Should the city of Aspen continue the practice of adding fluoride to its drinking-water supply? Or, should it simply lower its fluoride-to-water ratio based on Environmental Protection Agency suggestions?
These are the questions facing the Aspen City Council at Monday night’s regular meeting.
C.J. Oliver, the city’s environmental health director, said in a memorandum Tuesday to the council that the issue is whether the city should add fluoride as “a public health protection measure” or give responsibility to local residents to make their own decisions about fluoride intake, adding it to their diet when they believe it appropriate.

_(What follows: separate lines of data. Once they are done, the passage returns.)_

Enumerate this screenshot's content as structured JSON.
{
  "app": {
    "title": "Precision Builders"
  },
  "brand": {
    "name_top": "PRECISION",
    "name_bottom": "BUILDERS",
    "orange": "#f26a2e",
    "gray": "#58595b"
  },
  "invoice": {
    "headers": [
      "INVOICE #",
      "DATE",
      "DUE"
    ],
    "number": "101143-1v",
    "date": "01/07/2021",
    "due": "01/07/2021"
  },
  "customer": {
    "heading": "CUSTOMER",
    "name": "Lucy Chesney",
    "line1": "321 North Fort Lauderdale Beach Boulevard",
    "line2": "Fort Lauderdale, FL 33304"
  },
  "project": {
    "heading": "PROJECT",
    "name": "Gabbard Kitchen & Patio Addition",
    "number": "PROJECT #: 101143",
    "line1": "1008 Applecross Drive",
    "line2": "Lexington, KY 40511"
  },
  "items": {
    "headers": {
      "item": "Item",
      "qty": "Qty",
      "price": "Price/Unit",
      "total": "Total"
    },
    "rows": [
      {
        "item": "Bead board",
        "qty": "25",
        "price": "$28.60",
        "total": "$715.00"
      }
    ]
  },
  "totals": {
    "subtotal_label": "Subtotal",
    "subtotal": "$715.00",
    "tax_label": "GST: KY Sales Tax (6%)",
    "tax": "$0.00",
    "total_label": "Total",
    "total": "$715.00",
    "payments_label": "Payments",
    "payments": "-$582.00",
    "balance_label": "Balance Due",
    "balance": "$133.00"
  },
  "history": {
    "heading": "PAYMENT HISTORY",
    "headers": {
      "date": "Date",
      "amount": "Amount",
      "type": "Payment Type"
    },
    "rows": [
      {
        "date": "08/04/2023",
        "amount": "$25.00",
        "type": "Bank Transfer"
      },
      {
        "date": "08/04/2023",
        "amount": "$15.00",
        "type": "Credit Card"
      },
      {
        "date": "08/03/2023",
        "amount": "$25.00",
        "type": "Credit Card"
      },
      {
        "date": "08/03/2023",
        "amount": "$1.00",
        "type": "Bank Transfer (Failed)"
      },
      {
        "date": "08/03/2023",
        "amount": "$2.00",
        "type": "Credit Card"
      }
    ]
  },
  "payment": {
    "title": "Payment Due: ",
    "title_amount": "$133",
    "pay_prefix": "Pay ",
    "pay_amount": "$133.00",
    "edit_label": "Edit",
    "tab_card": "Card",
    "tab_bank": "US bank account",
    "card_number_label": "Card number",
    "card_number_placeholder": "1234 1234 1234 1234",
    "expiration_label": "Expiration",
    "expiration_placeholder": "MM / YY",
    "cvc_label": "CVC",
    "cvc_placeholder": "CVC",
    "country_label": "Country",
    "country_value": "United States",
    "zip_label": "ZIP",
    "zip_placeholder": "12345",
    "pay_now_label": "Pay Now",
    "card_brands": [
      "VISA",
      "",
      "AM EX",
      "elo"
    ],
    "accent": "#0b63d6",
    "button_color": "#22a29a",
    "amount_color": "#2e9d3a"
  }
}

At a work session in September, the council heard a wide range of opinions about the benefits and risks of fluoride. For example, Oliver’s memo points out that fluoride reduces the risk of cavities but that too much of it can increase the risk of dental fluorosis — various degrees of tooth discoloration — and bone fractures.
In addition, various studies and claims have raised the possibility that excess fluoride might increase the risk of rare bone cancers and can even lead to a lower IQ, “but there is no support for these effects based on existing science,” Oliver wrote.
In January 2011, the EPA and the U.S. Department of Health and Human Services proposed a recommendation that water districts decrease the amount of fluoride to the lowest amount expected to help reduce cavities, or 0.7 milligrams of fluoride per liter of water. Currently, the city adds fluoride to the natural amount that already exists in the water supply to achieve a level of 1 to 1.1 milligrams of fluoride per liter.
According to the federal Centers for Disease Control, 515 water systems in Colorado are classified as nonfluoridated, while 196 systems are listed as fluoridated through natural means. Fifty systems, such as Aspen and Snowmass Village, use natural fluoride but adjust the levels through additives to meet a certain standard.
Oliver’s memo quotes the CDC as such: “For 65 years, community water fluoridation has been a safe and healthy way to effectively prevent tooth decay. CDC has recognized water fluoridation as one of the 10 great public health achievements of the 20th century.”
In Aspen, the issue is not driven by cost considerations, Oliver wrote. The annual cost to the Water Department is about $13,000, which doesn’t include staff time. “That amount of money could provide funding for fluoride-containing toothpastes, mouth rinses, tablets and treatments for people without adequate dental care in the event that council chooses to terminate the fluoride program,” he wrote.
At the September council gathering, Dr. Tom Lankering, a Basalt chiropractor, called the addition of fluoride in the water “mass medication without consent.” But Dr. David Swersky, a dentist, said he has seen the benefits in children’s teeth, especially those who do not receive regular dental services, and recommended the 0.7-milligram level.
Oliver has prepared two resolutions for the council, one that would reduce the amount of fluoride to the 0.7-milligram level based on the EPA/HHS recommendation and one that stops adding fluoride to the water supply altogether.